Authorities say Rivers settled personal injury cases but didn't tell his clients or medical providers about the settlement money, which he kept. Prosecutors say that action left Rivers' clients still owing money for treatments they had received.
Prosecutors say Rivers' law partner committed suicide during the investigation. Rivers faces up to 20 years in prison and a fine of $250,000 when he's sentenced.
Lawyers convicted of child pornography charges will automatically be disbarred and prohibited from practicing law in California, the state Supreme Court ruled Thursday.
Deciding the fate of an Orange County lawyer whose license was suspended after he pleaded guilty to having child porn at his home, the court said that keeping sexual images of children constitutes an act of moral turpitude that makes an attorney unfit for the legal profession.
"The knowing possession of child pornography is a serious breach of the duties of respect and care that all adults owe to all children, and it shows such a flagrant disrespect for the law and for societal norms, that continuation of a convicted attorney's State Bar membership would be likely to undermine public confidence in and respect for the legal profession," Justice Carol Corrigan wrote in the opinion.
The unanimous ruling came in the case of Gary Douglass Grant, a former Army lawyer at the Los Alamitos Army Reserve Base in Orange County. Grant pleaded guilty to one count of knowingly possessing child pornography in 2009 after sheriff's deputies found videos and photographs of underage girls mixed in with a large adult pornography collection on his computers and data discs.
A Seattle lawyer who quietly amassed a fortune by investing his inherited family wealth has left a bequest of nearly $188 million to benefit Seattle Children's Hospital, the University of Washington School of Law and the Salvation Army.
Hospital officials said, in announcing Jack MacDonald's bequest Tuesday, that it was the largest charitable gift in Seattle Children's 106-year history. The Law School said it was also the largest gift in its 114-year history.
The three organizations will receive income earned by the trust each year, with 40 percent, or nearly $4 million a year, going to support pediatric research at the hospital in honor of his mother, a long-time hospital volunteer. Thirty percent of the income goes to support student scholarships and other needs at the law school, where he graduated in 1940, in appreciation of his education.

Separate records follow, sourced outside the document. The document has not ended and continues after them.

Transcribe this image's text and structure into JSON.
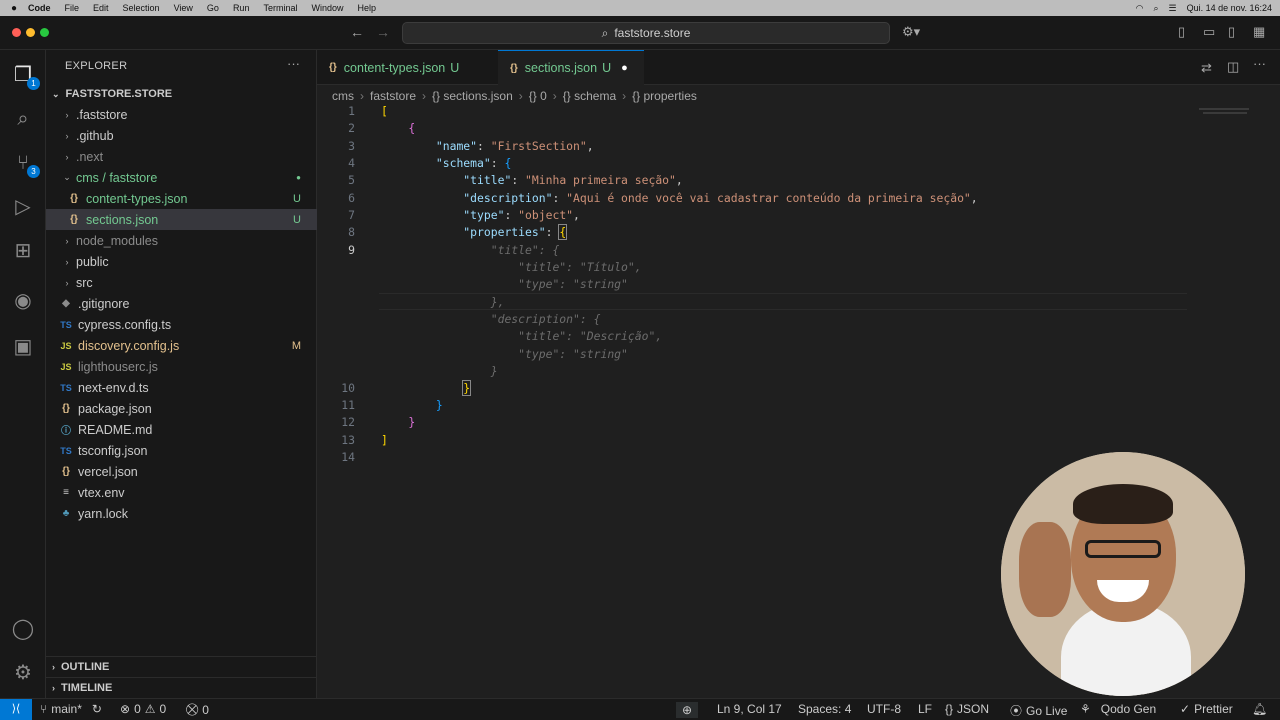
{
  "menubar": {
    "apple": "",
    "app": "Code",
    "items": [
      "File",
      "Edit",
      "Selection",
      "View",
      "Go",
      "Run",
      "Terminal",
      "Window",
      "Help"
    ],
    "datetime": "Qui. 14 de nov.  16:24"
  },
  "titlebar": {
    "search_text": "faststore.store"
  },
  "activity": {
    "explorer_badge": "1",
    "scm_badge": "3"
  },
  "sidebar": {
    "title": "EXPLORER",
    "more": "···",
    "root": "FASTSTORE.STORE",
    "items": [
      {
        "label": ".faststore",
        "icon": "",
        "status": ""
      },
      {
        "label": ".github",
        "icon": "",
        "status": ""
      },
      {
        "label": ".next",
        "icon": "",
        "status": ""
      },
      {
        "label": "cms / faststore",
        "icon": "",
        "status": "●"
      },
      {
        "label": "content-types.json",
        "icon": "{}",
        "status": "U"
      },
      {
        "label": "sections.json",
        "icon": "{}",
        "status": "U"
      },
      {
        "label": "node_modules",
        "icon": "",
        "status": ""
      },
      {
        "label": "public",
        "icon": "",
        "status": ""
      },
      {
        "label": "src",
        "icon": "",
        "status": ""
      },
      {
        "label": ".gitignore",
        "icon": "◆",
        "status": ""
      },
      {
        "label": "cypress.config.ts",
        "icon": "TS",
        "status": ""
      },
      {
        "label": "discovery.config.js",
        "icon": "JS",
        "status": "M"
      },
      {
        "label": "lighthouserc.js",
        "icon": "JS",
        "status": ""
      },
      {
        "label": "next-env.d.ts",
        "icon": "TS",
        "status": ""
      },
      {
        "label": "package.json",
        "icon": "{}",
        "status": ""
      },
      {
        "label": "README.md",
        "icon": "ⓘ",
        "status": ""
      },
      {
        "label": "tsconfig.json",
        "icon": "TS",
        "status": ""
      },
      {
        "label": "vercel.json",
        "icon": "{}",
        "status": ""
      },
      {
        "label": "vtex.env",
        "icon": "≡",
        "status": ""
      },
      {
        "label": "yarn.lock",
        "icon": "♣",
        "status": ""
      }
    ],
    "outline": "OUTLINE",
    "timeline": "TIMELINE"
  },
  "tabs": [
    {
      "label": "content-types.json",
      "status": "U"
    },
    {
      "label": "sections.json",
      "status": "U"
    }
  ],
  "breadcrumb": [
    "cms",
    "faststore",
    "{} sections.json",
    "{} 0",
    "{} schema",
    "{} properties"
  ],
  "code": {
    "lines": [
      "1",
      "2",
      "3",
      "4",
      "5",
      "6",
      "7",
      "8",
      "9",
      "10",
      "11",
      "12",
      "13",
      "14"
    ],
    "name_key": "\"name\"",
    "name_val": "\"FirstSection\"",
    "schema_key": "\"schema\"",
    "title_key": "\"title\"",
    "title_val": "\"Minha primeira seção\"",
    "desc_key": "\"description\"",
    "desc_val": "\"Aqui é onde você vai cadastrar conteúdo da primeira seção\"",
    "type_key": "\"type\"",
    "type_val": "\"object\"",
    "props_key": "\"properties\"",
    "ghost": [
      "\"title\": {",
      "    \"title\": \"Título\",",
      "    \"type\": \"string\"",
      "},",
      "\"description\": {",
      "    \"title\": \"Descrição\",",
      "    \"type\": \"string\"",
      "}"
    ]
  },
  "status": {
    "branch": "main*",
    "errors": "0",
    "warnings": "0",
    "ports": "0",
    "position": "Ln 9, Col 17",
    "spaces": "Spaces: 4",
    "encoding": "UTF-8",
    "eol": "LF",
    "language": "JSON",
    "golive": "Go Live",
    "qodo": "Qodo Gen",
    "prettier": "Prettier"
  }
}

The remaining 30 percent supports the Salvation Army in honor of MacDonald's father, Frederick MacDonald, who owned MacDonald Meat Co. and wanted to help men and women in need.
Jack MacDonald died in September at age 98. He worked for three decades as an attorney for the Veterans Administration in Seattle.

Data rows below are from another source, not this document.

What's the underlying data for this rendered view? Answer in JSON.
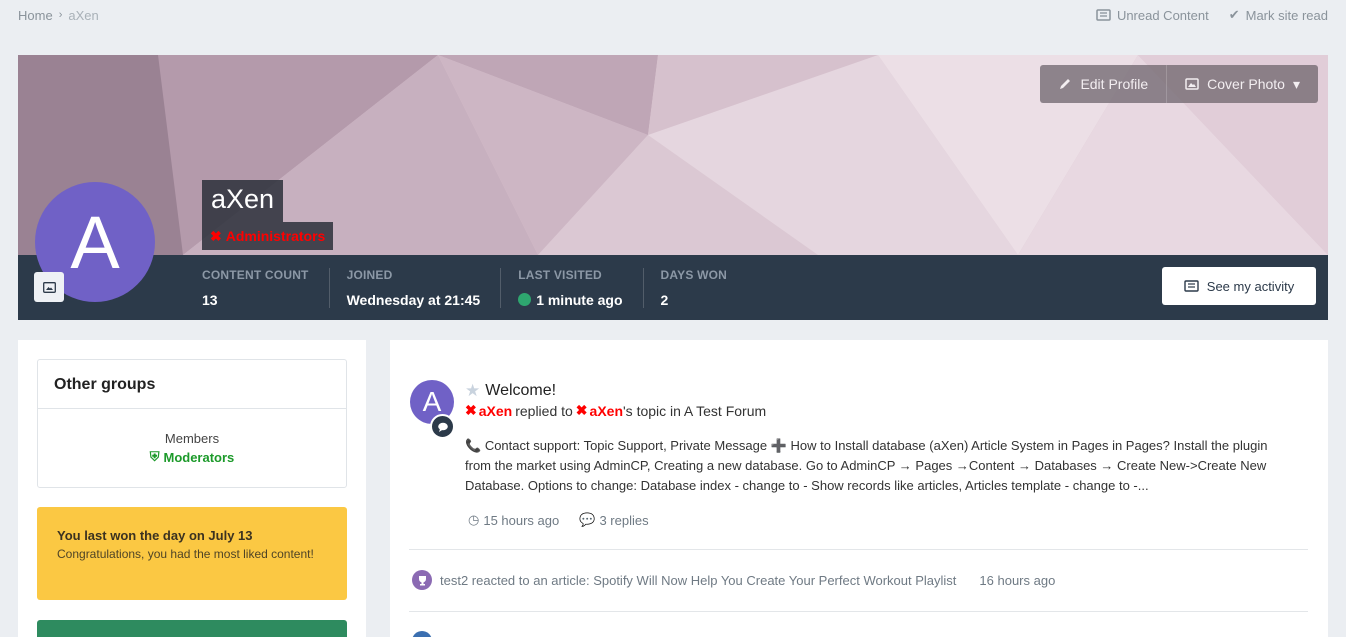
{
  "breadcrumb": {
    "home": "Home",
    "current": "aXen"
  },
  "top_actions": {
    "unread": "Unread Content",
    "mark_read": "Mark site read"
  },
  "cover": {
    "edit_profile": "Edit Profile",
    "cover_photo": "Cover Photo"
  },
  "profile": {
    "avatar_letter": "A",
    "name": "aXen",
    "group": "Administrators",
    "group_color": "#ff0000"
  },
  "stats": [
    {
      "label": "CONTENT COUNT",
      "value": "13"
    },
    {
      "label": "JOINED",
      "value": "Wednesday at 21:45"
    },
    {
      "label": "LAST VISITED",
      "value": "1 minute ago"
    },
    {
      "label": "DAYS WON",
      "value": "2"
    }
  ],
  "activity_button": "See my activity",
  "sidebar": {
    "groups_title": "Other groups",
    "groups_label": "Members",
    "moderators": "Moderators",
    "won_title": "You last won the day on July 13",
    "won_text": "Congratulations, you had the most liked content!"
  },
  "feed": {
    "entry": {
      "avatar_letter": "A",
      "title": "Welcome!",
      "user": "aXen",
      "replied_to": "replied to",
      "topic_owner": "aXen",
      "topic_suffix": "'s topic in",
      "forum": "A Test Forum",
      "excerpt": "Contact support: Topic Support, Private Message ➕ How to Install database (aXen) Article System in Pages in Pages? Install the plugin from the market using AdminCP, Creating a new database. Go to AdminCP → Pages →Content → Databases → Create New->Create New Database. Options to change: Database index - change to - Show records like articles, Articles template - change to -...",
      "time": "15 hours ago",
      "replies": "3 replies"
    },
    "reaction": {
      "text": "test2 reacted to an article: Spotify Will Now Help You Create Your Perfect Workout Playlist",
      "time": "16 hours ago"
    }
  }
}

A defense attorney who once had a roster of celebrity clients and boasted of having tried hundreds of cases in federal court was sentenced there on Monday to life in prison without parole after his conviction on nearly two dozen counts including murder conspiracy and racketeering.
Paul Bergrin, in custody since his 2009 arrest, wore khaki prison scrubs and showed little reaction as a judge read what amounted to several life sentences Monday afternoon in a federal courtroom in Newark.

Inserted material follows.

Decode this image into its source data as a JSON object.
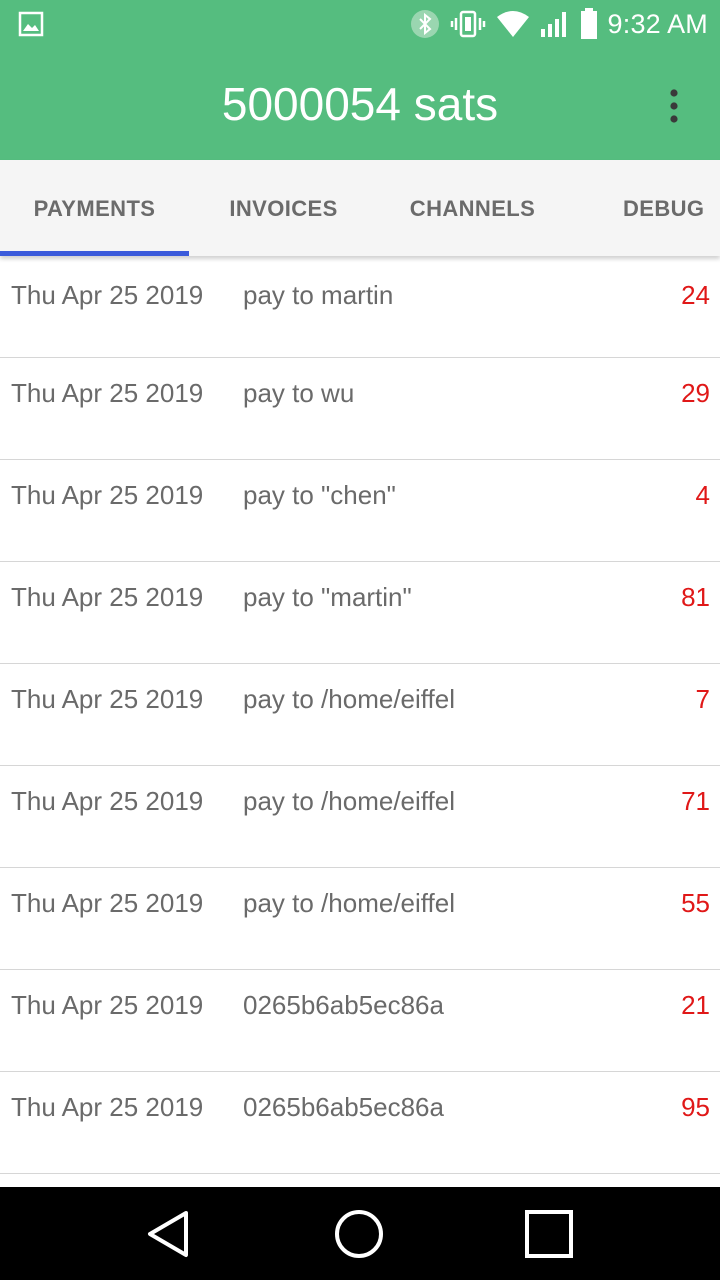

The 57-year-old former federal prosecutor once represented an Army reservist charged in the Abu Ghraib prison scandal in Iraq and celebrities such as Queen Latifah, the rapper Lil' Kim and the group Naughty By Nature. He also represented reputed gang members and alleged drug kingpins from his offices in Newark.
Bergrin, formerly of Nutley, and several associates were arrested and charged in May 2009 with running his law business as a criminal enterprise. The U.S. attorney's office charged Bergrin with more than 30 counts including racketeering, setting up the murder of a witness, money laundering and drug offenses. His first trial, in which Bergrin represented himself, ended in a hung jury two years ago.
A second trial resulted in his conviction in March on 23 counts related to operating what prosecutors said was a racketeering enterprise that engaged in drug trafficking, prostitution, bribery, plotting to murder witnesses and money laundering.